Real estate notes and land contracts can be drafted by the note holder. However, it is strongly recommended to enlist the services of a real estate lawyer to ensure contracts are legally binding and contain legalese to cover both parties in the event of default.
Real estate receivables are valuable assets that can be exchanged or sold to other investors. It is crucial to be informed of various strategies that can maximize cash flow prior to executing legal contracts.
When sellers offer seller carry back financing they typically require a minimum down payment of 10-percent for residential properties and 20- to 30-percent for commercial real estate. Most sellers do not provide 100-percent financing.

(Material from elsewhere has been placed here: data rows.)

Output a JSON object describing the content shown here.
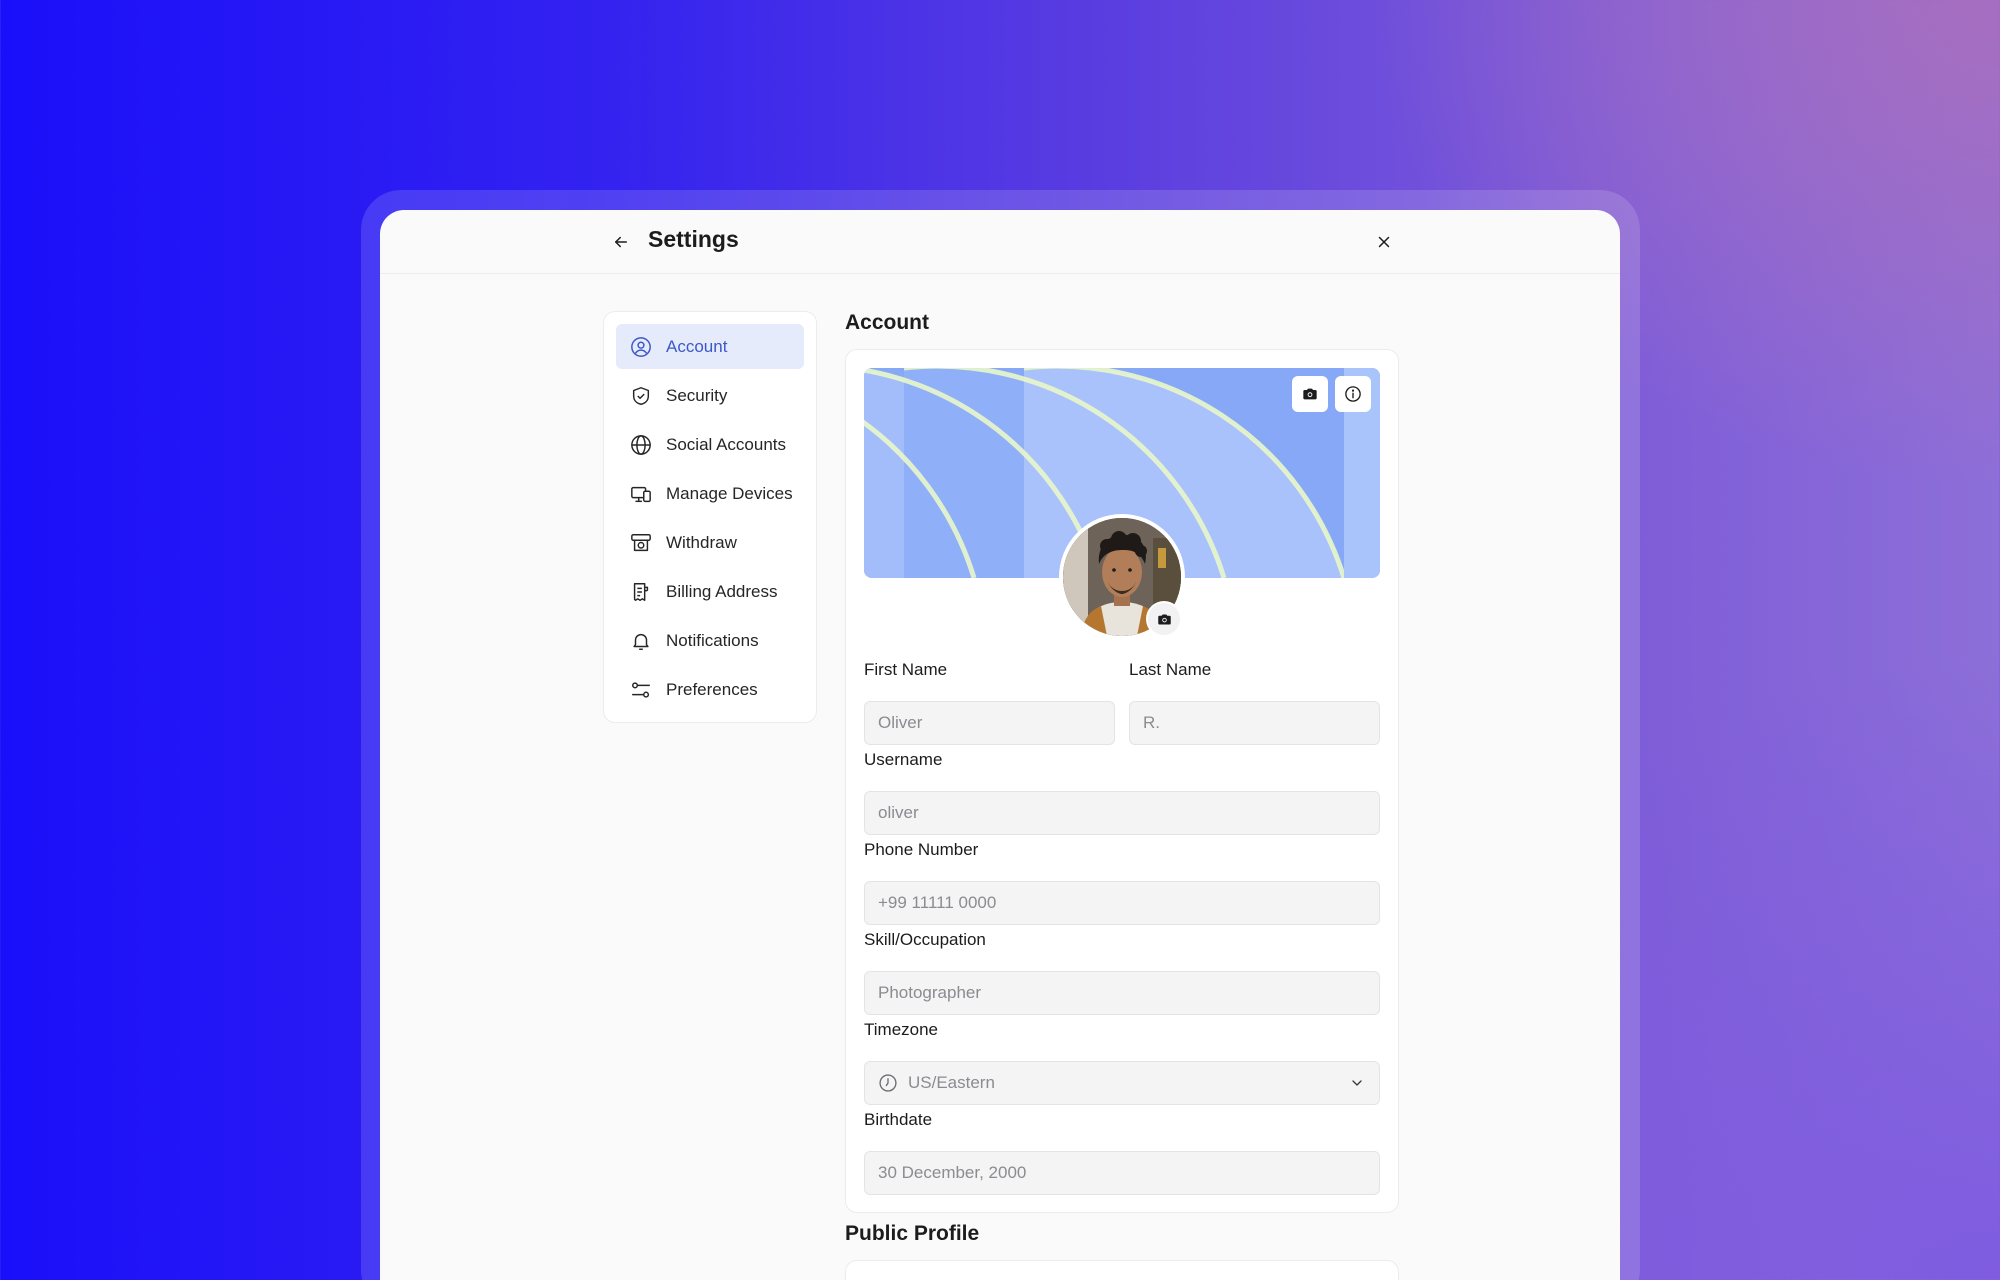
{
  "header": {
    "title": "Settings",
    "back_icon": "arrow-left-icon",
    "close_icon": "close-icon"
  },
  "sidebar": {
    "items": [
      {
        "label": "Account",
        "icon": "user-circle-icon",
        "active": true
      },
      {
        "label": "Security",
        "icon": "shield-check-icon",
        "active": false
      },
      {
        "label": "Social Accounts",
        "icon": "globe-icon",
        "active": false
      },
      {
        "label": "Manage Devices",
        "icon": "devices-icon",
        "active": false
      },
      {
        "label": "Withdraw",
        "icon": "withdraw-icon",
        "active": false
      },
      {
        "label": "Billing Address",
        "icon": "receipt-icon",
        "active": false
      },
      {
        "label": "Notifications",
        "icon": "bell-icon",
        "active": false
      },
      {
        "label": "Preferences",
        "icon": "sliders-icon",
        "active": false
      }
    ]
  },
  "account": {
    "section_title": "Account",
    "banner_icons": [
      "camera-icon",
      "info-icon"
    ],
    "fields": {
      "first_name": {
        "label": "First Name",
        "value": "Oliver"
      },
      "last_name": {
        "label": "Last Name",
        "value": "R."
      },
      "username": {
        "label": "Username",
        "value": "oliver"
      },
      "phone": {
        "label": "Phone Number",
        "value": "+99 11111 0000"
      },
      "skill": {
        "label": "Skill/Occupation",
        "value": "Photographer"
      },
      "timezone": {
        "label": "Timezone",
        "value": "US/Eastern"
      },
      "birthdate": {
        "label": "Birthdate",
        "value": "30 December, 2000"
      }
    }
  },
  "public_profile": {
    "section_title": "Public Profile"
  },
  "colors": {
    "accent": "#3c58c6",
    "active_bg": "#e6ebfb",
    "input_bg": "#f4f4f5"
  }
}
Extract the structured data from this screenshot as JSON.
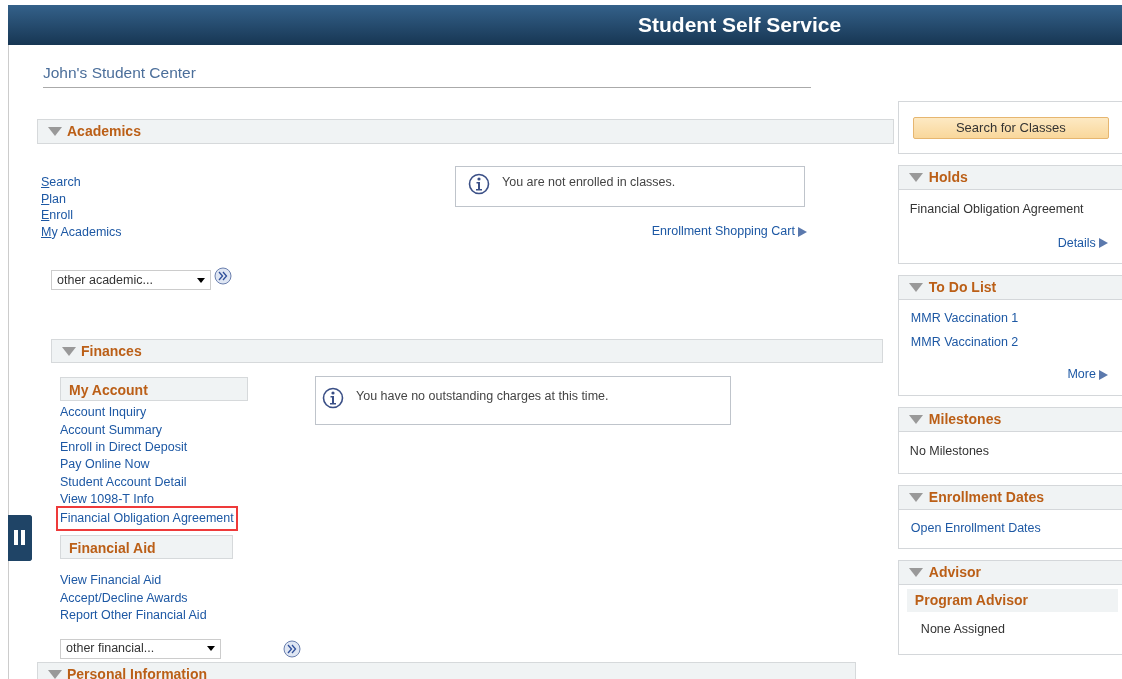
{
  "header": {
    "title": "Student Self Service"
  },
  "page_title": "John's Student Center",
  "academics": {
    "title": "Academics",
    "expanded": true,
    "links": [
      "Search",
      "Plan",
      "Enroll",
      "My Academics"
    ],
    "notice": "You are not enrolled in classes.",
    "cart_link": "Enrollment Shopping Cart",
    "dropdown": {
      "value": "other academic..."
    }
  },
  "finances": {
    "title": "Finances",
    "expanded": true,
    "groups": [
      {
        "title": "My Account",
        "links": [
          {
            "label": "Account Inquiry",
            "highlighted": false
          },
          {
            "label": "Account Summary",
            "highlighted": false
          },
          {
            "label": "Enroll in Direct Deposit",
            "highlighted": false
          },
          {
            "label": "Pay Online Now",
            "highlighted": false
          },
          {
            "label": "Student Account Detail",
            "highlighted": false
          },
          {
            "label": "View 1098-T Info",
            "highlighted": false
          },
          {
            "label": "Financial Obligation Agreement",
            "highlighted": true
          }
        ]
      },
      {
        "title": "Financial Aid",
        "links": [
          {
            "label": "View Financial Aid",
            "highlighted": false
          },
          {
            "label": "Accept/Decline Awards",
            "highlighted": false
          },
          {
            "label": "Report Other Financial Aid",
            "highlighted": false
          }
        ]
      }
    ],
    "notice": "You have no outstanding charges at this time.",
    "dropdown": {
      "value": "other financial..."
    }
  },
  "personal_information": {
    "title": "Personal Information",
    "expanded": true
  },
  "sidebar": {
    "search_button": "Search for Classes",
    "panels": [
      {
        "title": "Holds",
        "expanded": true,
        "items": [
          {
            "kind": "text",
            "label": "Financial Obligation Agreement"
          }
        ],
        "more_link": "Details"
      },
      {
        "title": "To Do List",
        "expanded": true,
        "items": [
          {
            "kind": "link",
            "label": "MMR Vaccination 1"
          },
          {
            "kind": "link",
            "label": "MMR Vaccination 2"
          }
        ],
        "more_link": "More"
      },
      {
        "title": "Milestones",
        "expanded": true,
        "items": [
          {
            "kind": "text",
            "label": "No Milestones"
          }
        ]
      },
      {
        "title": "Enrollment Dates",
        "expanded": true,
        "items": [
          {
            "kind": "link",
            "label": "Open Enrollment Dates"
          }
        ]
      },
      {
        "title": "Advisor",
        "expanded": true,
        "items": [
          {
            "kind": "subheading",
            "label": "Program Advisor"
          },
          {
            "kind": "text",
            "label": "None Assigned"
          }
        ]
      }
    ]
  }
}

Instead, they carry back between 10- and 50-percent of the purchase price and buyers finance the balance through a mortgage lender.

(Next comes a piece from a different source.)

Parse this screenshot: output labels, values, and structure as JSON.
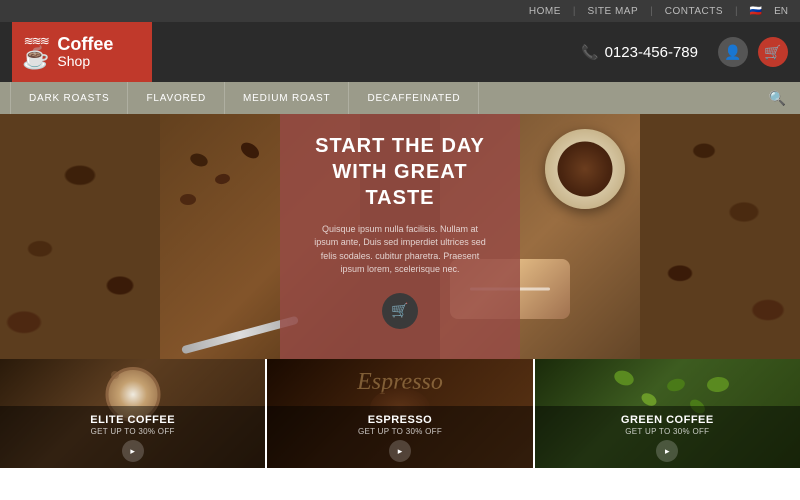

Seller carry back financing is intended for short term use and real estate contracts typically extend between two and five years, or up to seven years for commercial properties. Once the contract expires, buyers must refinance mortgages through a conventional lender. It is best to keep seller carry back terms as short as possible to minimize risk of default.
The majority of buyers that require seller carry back financing are credit challenged. Therefore, sellers must conduct a credit check to determine if entering into a financial agreement is the best option.
The common rule of thumb is the lower the FICO score, the higher the risk. However, the point of offering seller carry back mortgages is to help buyers rebuild or establish credit so they can eventually refinance through a bank. In order to protect realty assets, sellers should conduct a thorough credit check, obtain sufficient down payment, and execute an iron-clad real estate contract.
When entering into real estate notes and land contract agreements it is best to work with buyers whose FICO score is 620 or higher. Buyers with credit scores below 600 are generally at a higher risk for default than those with a credit score of 700 or more. If buyers can remain current with mortgage payments and other creditor debts, they can improve their FICO score and clear derogatory credit histories within a year or two.
Seller carry back real estate notes and land contracts can be sold to private investors. Sellers who plan to sell notes should strive to work with buyers whose credit history falls into the low- to medium-risk category. Although real estate notes can be sold when buyers possess low FICO scores, investors offer less money to purchase the note.
Another important consideration of providing seller carry back financing for real estate notes and land contracts is sellers must comply with state usury laws. Sellers are required by law to assess lower interest rates than mortgage lenders. Usury laws regulate the amount of interest that can charged through private financing. Violation of usury laws is a criminal offense and punishable by jail time.